You can read about Durham all you want — but, until you see it, I don’t think you will get it.
Aisha Lewis, American Underground’s director of corporate partnerships
“I think that leadership has been a big reason (Durham’s startup scene) has been so successful,” Lewis said. “I think that watching the American Underground team accomplish so much with so few people on their staff just by being bold ... is really impressive to me.”
Lewis joins the downtown tech incubator from the San Francisco-based nonprofit CODE2040, an organization that seeks to increase diversity in technology companies and is one of AU’s major partners. CODE2040 sponsors AU’s entrepreneur-in-residence program, which gives black or Latino entrepreneurs $40,000 in seed money.
Lewis is succeeding Jesica Averhart, who left AU in January to lead the nonprofit Leadership Triangle.
The director of corporate partnerships role is a dual one of outreach and making connections, Lewis said — noting the difference between making influential partnerships between large companies and AU-based companies as well as creating events that bring a diverse crowd to the co-working space.
Under Averhart’s leadership the co-working space connected many North Carolina-based companies, but the one connection that stands out is its relationship with the tech giant Google.
48.2 percent of AU teams were minority and/or female led last year — a 30 percent increase from 2015. Source: American Underground annual report
The search engine company decided to make AU one of 10 “Google for Entrepreneurs” hubs in North America. Last year, Google hosted its first GFE program at AU, which brought in 12 black-founded companies for a week of mentoring and an opportunity to meet investors. The event brought in both Google employees and venture capital investors from across the country.
“If you’re from California, you know North Carolina for its universities and maybe RTP,” Lewis said. That’s why planning for this year’s Google events is priority No. 1 — it brings out-of-state people to the Bull City.
She added there are likely more people like her that need to actually visit Durham to invest in it.
But, Lewis’ role isn’t just about attracting people from out-of-state to Durham.
While at CODE2040, she worked with students of African-American and Latino heritage and helped them land internships at tech companies around San Francisco. She hopes to eventually increase the amount of programming available to those outside of the tech community.

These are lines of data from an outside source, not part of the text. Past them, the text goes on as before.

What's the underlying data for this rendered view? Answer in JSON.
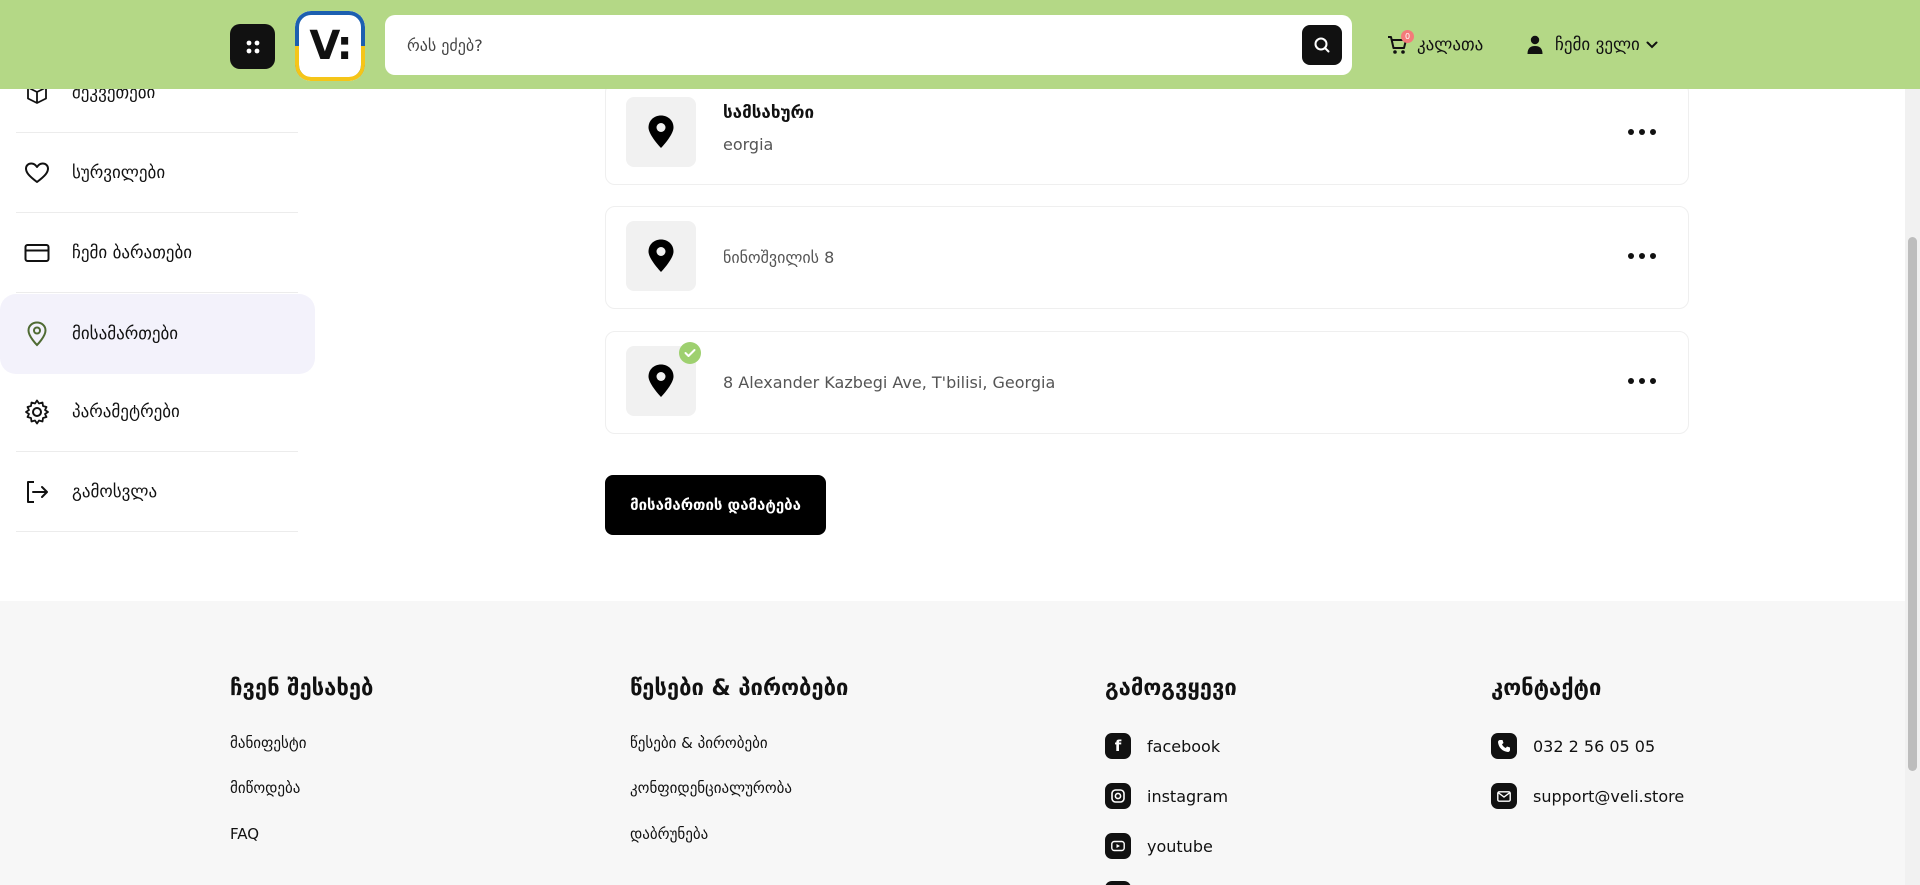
{
  "header": {
    "search_placeholder": "რას ეძებ?",
    "cart_label": "კალათა",
    "cart_count": "0",
    "account_label": "ჩემი ველი",
    "logo_text": "V:"
  },
  "sidebar": {
    "items": [
      {
        "label": "შეკვეთები",
        "icon": "box-icon"
      },
      {
        "label": "სურვილები",
        "icon": "heart-icon"
      },
      {
        "label": "ჩემი ბარათები",
        "icon": "card-icon"
      },
      {
        "label": "მისამართები",
        "icon": "location-pin-icon",
        "active": true
      },
      {
        "label": "პარამეტრები",
        "icon": "gear-icon"
      },
      {
        "label": "გამოსვლა",
        "icon": "logout-icon"
      }
    ]
  },
  "addresses": [
    {
      "title": "სამსახური",
      "subtitle": "eorgia",
      "default": false
    },
    {
      "title": "",
      "subtitle": "ნინოშვილის 8",
      "default": false
    },
    {
      "title": "",
      "subtitle": "8 Alexander Kazbegi Ave, T'bilisi, Georgia",
      "default": true
    }
  ],
  "add_address_label": "მისამართის დამატება",
  "footer": {
    "about": {
      "title": "ჩვენ შესახებ",
      "links": [
        "მანიფესტი",
        "მიწოდება",
        "FAQ"
      ]
    },
    "terms": {
      "title": "წესები & პირობები",
      "links": [
        "წესები & პირობები",
        "კონფიდენციალურობა",
        "დაბრუნება"
      ]
    },
    "follow": {
      "title": "გამოგვყევი",
      "links": [
        "facebook",
        "instagram",
        "youtube"
      ]
    },
    "contact": {
      "title": "კონტაქტი",
      "phone": "032 2 56 05 05",
      "email": "support@veli.store"
    }
  },
  "colors": {
    "header_bg": "#b4d886",
    "accent_check": "#9ed06f",
    "active_nav_bg": "#f3f2fb",
    "badge": "#f47a7a"
  }
}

That could mean bringing in elementary- to college-aged students for mentoring or creating workshops for companies that aren’t technology startups.
AU is already in the process of diversifying the types of companies using its space. Among her first projects she’ll help run is the Startup Stampede — a new accelerator program that works specifically with consumer product companies.

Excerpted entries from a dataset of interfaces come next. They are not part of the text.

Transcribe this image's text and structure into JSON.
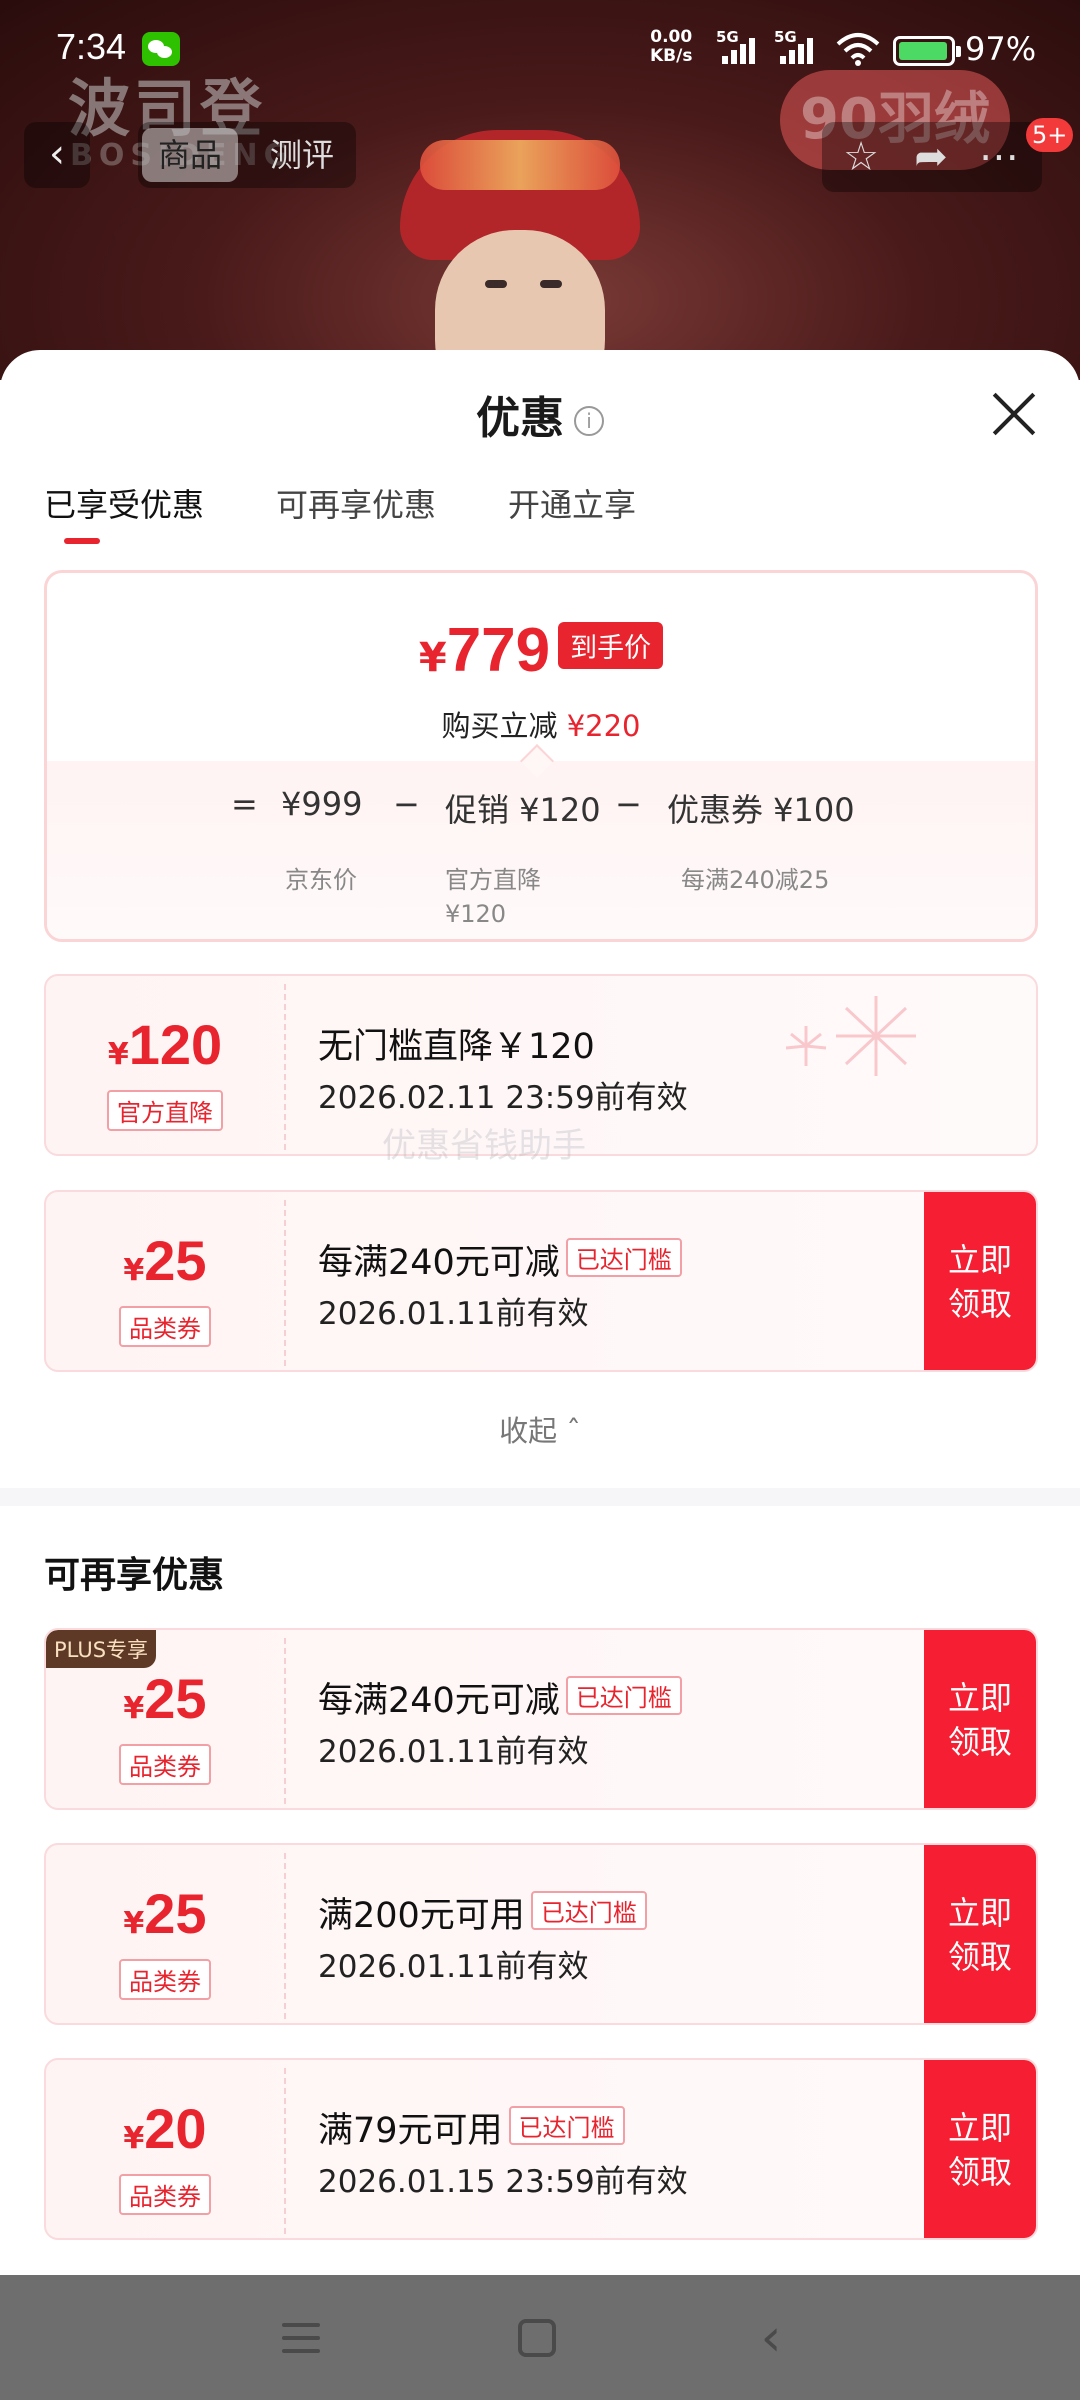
{
  "status_bar": {
    "time": "7:34",
    "net_speed_value": "0.00",
    "net_speed_unit": "KB/s",
    "signal_1": "5G",
    "signal_2": "5G",
    "battery": "97%"
  },
  "background": {
    "brand": "波司登",
    "brand_sub": "BOSIDENG",
    "badge": "90羽绒"
  },
  "page_nav": {
    "tab_product": "商品",
    "tab_review": "测评",
    "badge": "5+"
  },
  "sheet": {
    "title": "优惠",
    "tabs": [
      "已享受优惠",
      "可再享优惠",
      "开通立享"
    ],
    "summary": {
      "final_price_symbol": "¥",
      "final_price": "779",
      "final_price_tag": "到手价",
      "cut_label": "购买立减",
      "cut_amount": "¥220",
      "formula": {
        "equals": "=",
        "base": "¥999",
        "minus1": "−",
        "promo": "促销 ¥120",
        "minus2": "−",
        "coupon": "优惠券 ¥100",
        "base_label": "京东价",
        "promo_label": "官方直降",
        "promo_label_2": "¥120",
        "coupon_label": "每满240减25"
      }
    },
    "enjoyed": [
      {
        "symbol": "¥",
        "amount": "120",
        "type": "官方直降",
        "title": "无门槛直降￥120",
        "valid": "2026.02.11 23:59前有效"
      },
      {
        "symbol": "¥",
        "amount": "25",
        "type": "品类券",
        "title": "每满240元可减",
        "threshold": "已达门槛",
        "valid": "2026.01.11前有效",
        "claim": "立即领取"
      }
    ],
    "watermark": "优惠省钱助手",
    "collapse_label": "收起",
    "section_title": "可再享优惠",
    "more": [
      {
        "plus": "PLUS专享",
        "symbol": "¥",
        "amount": "25",
        "type": "品类券",
        "title": "每满240元可减",
        "threshold": "已达门槛",
        "valid": "2026.01.11前有效",
        "claim": "立即领取"
      },
      {
        "symbol": "¥",
        "amount": "25",
        "type": "品类券",
        "title": "满200元可用",
        "threshold": "已达门槛",
        "valid": "2026.01.11前有效",
        "claim": "立即领取"
      },
      {
        "symbol": "¥",
        "amount": "20",
        "type": "品类券",
        "title": "满79元可用",
        "threshold": "已达门槛",
        "valid": "2026.01.15 23:59前有效",
        "claim": "立即领取"
      }
    ]
  },
  "colors": {
    "accent": "#e8252f",
    "claim_button": "#f51e32",
    "plus_tag": "#5e3a26"
  }
}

But whatever programing AU creates, it will need to include community stakeholders, Lewis added.
“... If they aren’t serving anyone, what is the point?” she said.